The annual supply surplus in the platinum market is likely to contract in 2018 as demand rises but South African mine production shrinks, stated the World Platinum Investment Council yesterday, according to media reports. The WPIC said it looks for the supply surplus to fall to 180,000 ounces this year from the revised 315,000 in 2017. Producers are contending with reducing their costs to offset increased labor costs driven up by more than inflation. Moreover, utilities and consumables, coupled with a low platinum price and the strong rand, continue to put severe pressure on margins and capital expenditure.
In the first quarter, the market was in deficit by 125,000 ounces, the organization said. The WPIC said South African mine supply fell in the first quarter to its lowest level since 2016 at 985,000 ounces.
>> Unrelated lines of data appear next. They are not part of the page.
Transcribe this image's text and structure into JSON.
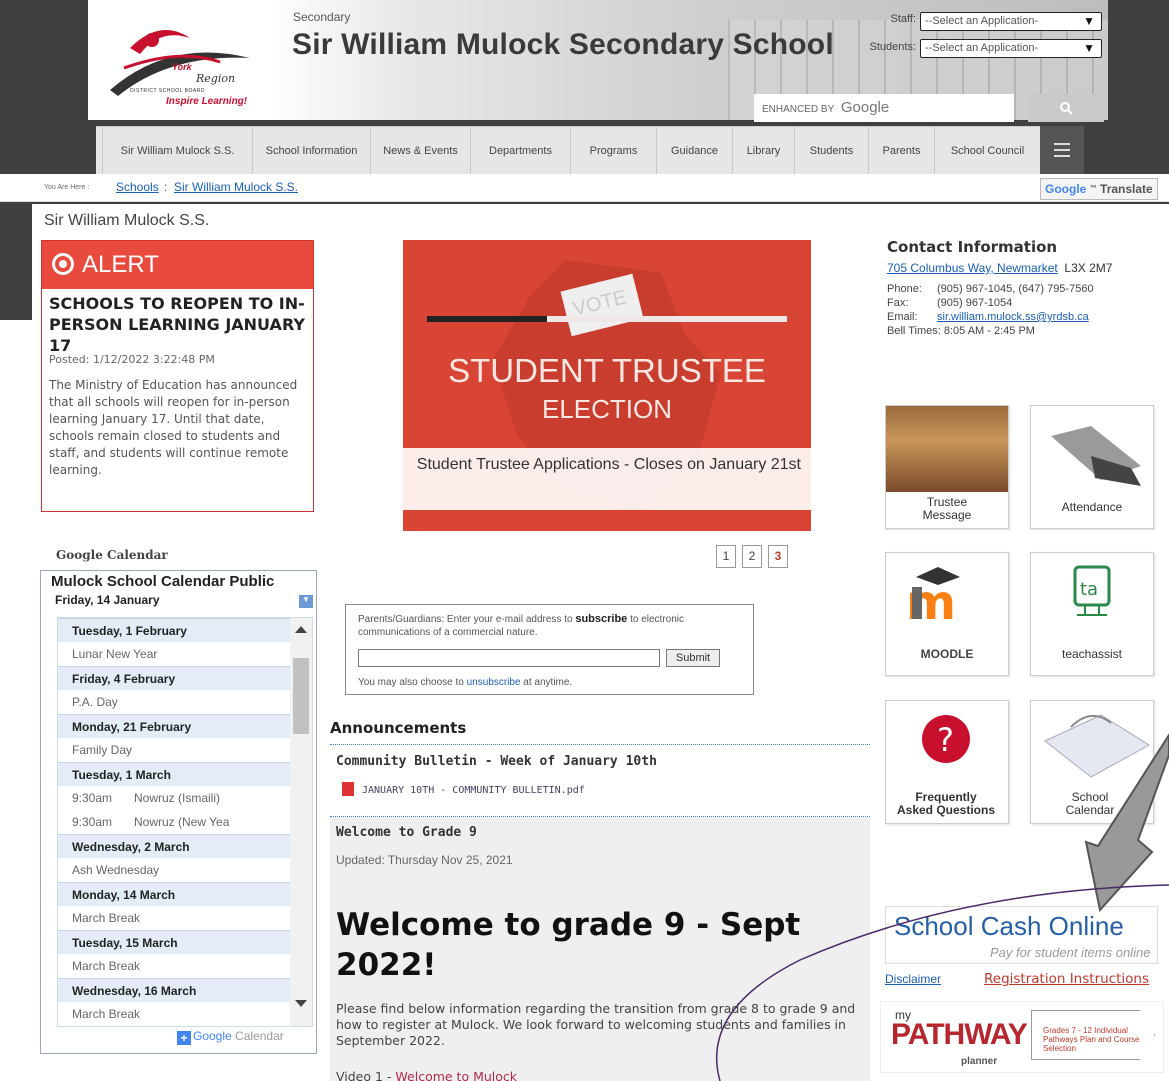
{
  "header": {
    "secondary_label": "Secondary",
    "school_name": "Sir William Mulock Secondary School",
    "logo": {
      "line1": "York",
      "line2": "Region",
      "line3": "DISTRICT SCHOOL BOARD",
      "tagline": "Inspire Learning!"
    },
    "staff_label": "Staff:",
    "staff_select": "--Select an Application-",
    "students_label": "Students:",
    "students_select": "--Select an Application-",
    "search_enhanced": "ENHANCED BY",
    "search_brand": "Google",
    "search_button_icon": "search-icon"
  },
  "nav": {
    "items": [
      "Sir William Mulock S.S.",
      "School Information",
      "News & Events",
      "Departments",
      "Programs",
      "Guidance",
      "Library",
      "Students",
      "Parents",
      "School Council"
    ],
    "menu_icon": "hamburger-icon"
  },
  "breadcrumb": {
    "you_are_here": "You Are Here :",
    "items": [
      "Schools",
      "Sir William Mulock S.S."
    ],
    "separator": ":"
  },
  "translate": {
    "brand": "Google",
    "label": "Translate"
  },
  "page_title": "Sir William Mulock S.S.",
  "alert": {
    "heading": "ALERT",
    "title": "SCHOOLS TO REOPEN TO IN-PERSON LEARNING JANUARY 17",
    "posted": "Posted: 1/12/2022 3:22:48 PM",
    "body": "The Ministry of Education has announced that all schools will reopen for in-person learning January 17. Until that date, schools remain closed to students and staff, and students will continue remote learning."
  },
  "calendar": {
    "section_label": "Google Calendar",
    "title": "Mulock School Calendar Public",
    "current_date": "Friday, 14 January",
    "rows": [
      {
        "type": "day",
        "text": "Tuesday, 1 February"
      },
      {
        "type": "ev",
        "time": "",
        "text": "Lunar New Year"
      },
      {
        "type": "day",
        "text": "Friday, 4 February"
      },
      {
        "type": "ev",
        "time": "",
        "text": "P.A. Day"
      },
      {
        "type": "day",
        "text": "Monday, 21 February"
      },
      {
        "type": "ev",
        "time": "",
        "text": "Family Day"
      },
      {
        "type": "day",
        "text": "Tuesday, 1 March"
      },
      {
        "type": "ev",
        "time": "9:30am",
        "text": "Nowruz (Ismaili)"
      },
      {
        "type": "ev",
        "time": "9:30am",
        "text": "Nowruz (New Yea"
      },
      {
        "type": "day",
        "text": "Wednesday, 2 March"
      },
      {
        "type": "ev",
        "time": "",
        "text": "Ash Wednesday"
      },
      {
        "type": "day",
        "text": "Monday, 14 March"
      },
      {
        "type": "ev",
        "time": "",
        "text": "March Break"
      },
      {
        "type": "day",
        "text": "Tuesday, 15 March"
      },
      {
        "type": "ev",
        "time": "",
        "text": "March Break"
      },
      {
        "type": "day",
        "text": "Wednesday, 16 March"
      },
      {
        "type": "ev",
        "time": "",
        "text": "March Break"
      }
    ],
    "badge_google": "Google",
    "badge_calendar": "Calendar"
  },
  "banner": {
    "ballot_text": "VOTE",
    "title": "STUDENT TRUSTEE",
    "subtitle": "ELECTION",
    "caption": "Student Trustee Applications - Closes on January 21st",
    "pages": [
      "1",
      "2",
      "3"
    ],
    "active_page": "3"
  },
  "subscribe": {
    "text_before": "Parents/Guardians: Enter your e-mail address to ",
    "text_bold": "subscribe",
    "text_after": " to electronic communications of a commercial nature.",
    "input_value": "",
    "button": "Submit",
    "also_before": "You may also choose to ",
    "also_link": "unsubscribe",
    "also_after": " at anytime."
  },
  "announcements": {
    "heading": "Announcements",
    "item1_title": "Community Bulletin - Week of January 10th",
    "item1_file": "JANUARY 10TH - COMMUNITY BULLETIN.pdf",
    "item2_title": "Welcome to Grade 9",
    "item2_updated": "Updated: Thursday Nov 25, 2021",
    "item2_heading": "Welcome to grade 9 - Sept 2022!",
    "item2_body": "Please find below information regarding the transition from grade 8 to grade 9 and how to register at Mulock.  We look forward to welcoming students and families in September 2022.",
    "item2_video_prefix": "Video 1 - ",
    "item2_video_link": "Welcome to Mulock"
  },
  "contact": {
    "heading": "Contact Information",
    "address_link": "705 Columbus Way, Newmarket",
    "postal": "L3X 2M7",
    "phone_label": "Phone:",
    "phone": "(905) 967-1045, (647) 795-7560",
    "fax_label": "Fax:",
    "fax": "(905) 967-1054",
    "email_label": "Email:",
    "email": "sir.william.mulock.ss@yrdsb.ca",
    "bell_times": "Bell Times: 8:05 AM - 2:45 PM"
  },
  "tiles": [
    {
      "label": "Trustee Message"
    },
    {
      "label": "Attendance"
    },
    {
      "label": "MOODLE"
    },
    {
      "label": "teachassist"
    },
    {
      "label": "Frequently Asked Questions"
    },
    {
      "label": "School Calendar"
    }
  ],
  "school_cash": {
    "logo": "School Cash Online",
    "tagline": "Pay for student items online"
  },
  "links": {
    "disclaimer": "Disclaimer",
    "registration": "Registration Instructions"
  },
  "pathway": {
    "my": "my",
    "name": "PATHWAY",
    "planner": "planner",
    "desc": "Grades 7 - 12 Individual Pathways Plan and Course Selection"
  },
  "colors": {
    "alert_red": "#e84a3d",
    "banner_red": "#d94535",
    "link_blue": "#1a5fb4",
    "nav_bg": "#e6e6e6"
  }
}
However, the forecast South African mine supply which accounts for three-quarters of the world’s mine output – has been revised up to 4.36 million ounces for full-year 2018. The global mine supply is seen falling to 6 million ounces from 6.15 million last year. When including recycling, total global supply is forecast to fall to 8 million ounces from 8.08 million.
The global demand is forecast to be marginally higher for the year, despite a fall in total automotive demand, in particular for diesel-powered vehicles that require the metal for catalytic converters, the WPIC said. All forms of demand are seen rising to 7.8 million ounces from 7.77 million. Use of platinum for autos is seen easing 3% to 3.3 million ounces. However, other industrial demand and jewelry-related consumption are forecast to rise. The consumption of the metal for jewelry purposes is seen rising by 2% to 2.51 million ounces in 2018. Excluding autos, industrial demand is seen rising by 0.6% to 1.75 million ounces. However, the investment demand was forecast to ease 4% to 250,000 ounces in 2018.